Brittain, Wendy from the Forensic Science Unit at the Wyoming Department of Public Safety
Garrison, D.H., Jr. "Protecting the crime scene." The FBI Law Enforcement Bulletin, Sept. 1994,
p. 18+. Academic OneFile,
go.galegroup.com/ps/i.do?p=AONE&sw=w&u=lom_accessmich&v=2.1&it=r&id=GALE%7CA
16166623&asid=fde1f6ddc88600e76eed2ae16e38b661. Accessed 20 Apr. 2017.
How is a forensic scene protected & initially examined?
http://www.youtube.com/watch?v=kVqr-taIS14. Accessed 15 Sept. 2015.
Reese, Susan. "Forensic science technician." Techniques, vol. 90, no. 4, 2015, p. 58+. Academic
OneFile,
go.galegroup.com/ps/i.do?p=AONE&sw=w&u=lom_accessmich&v=2.1&it=r&id=GALE%7CA
412275496&asid=b5cda0fdcdf53fde64c4be6edf699fbb. Accessed 10 Apr. 2017.

Schiro, George. "Collection and preservation of evidence, part 3." , 1999,
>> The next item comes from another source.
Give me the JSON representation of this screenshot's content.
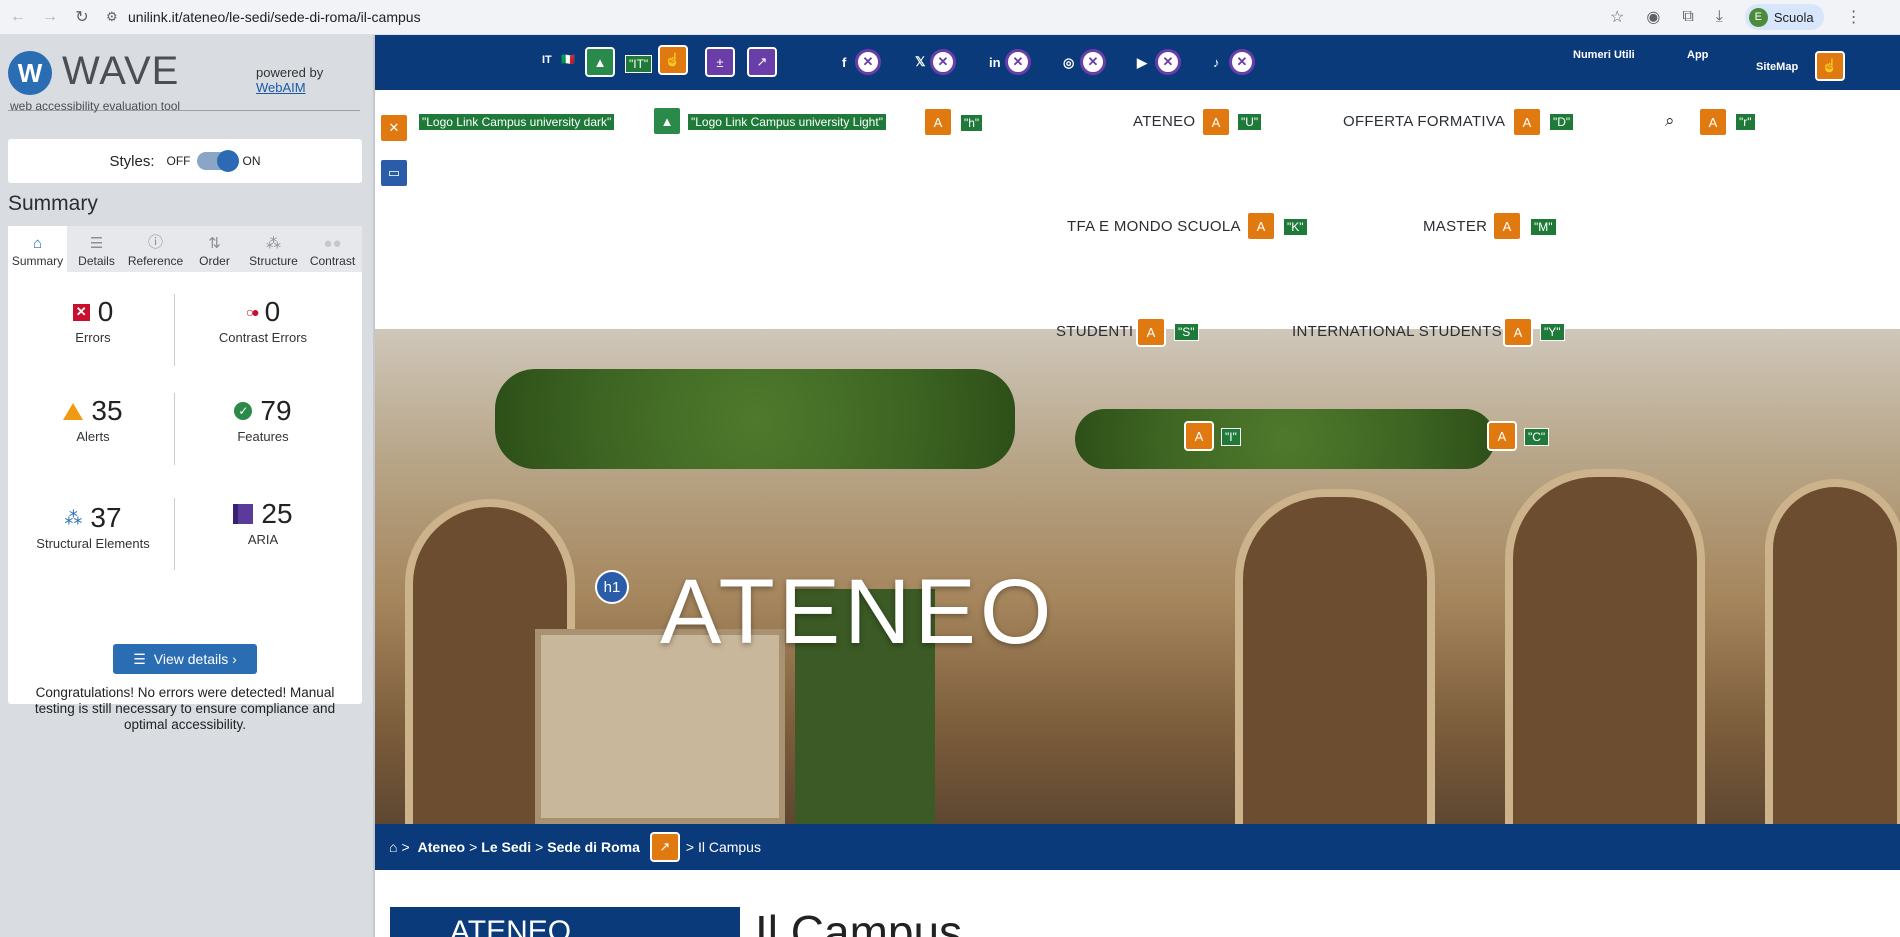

www.forensicscienceresources.com/CAPE3.htm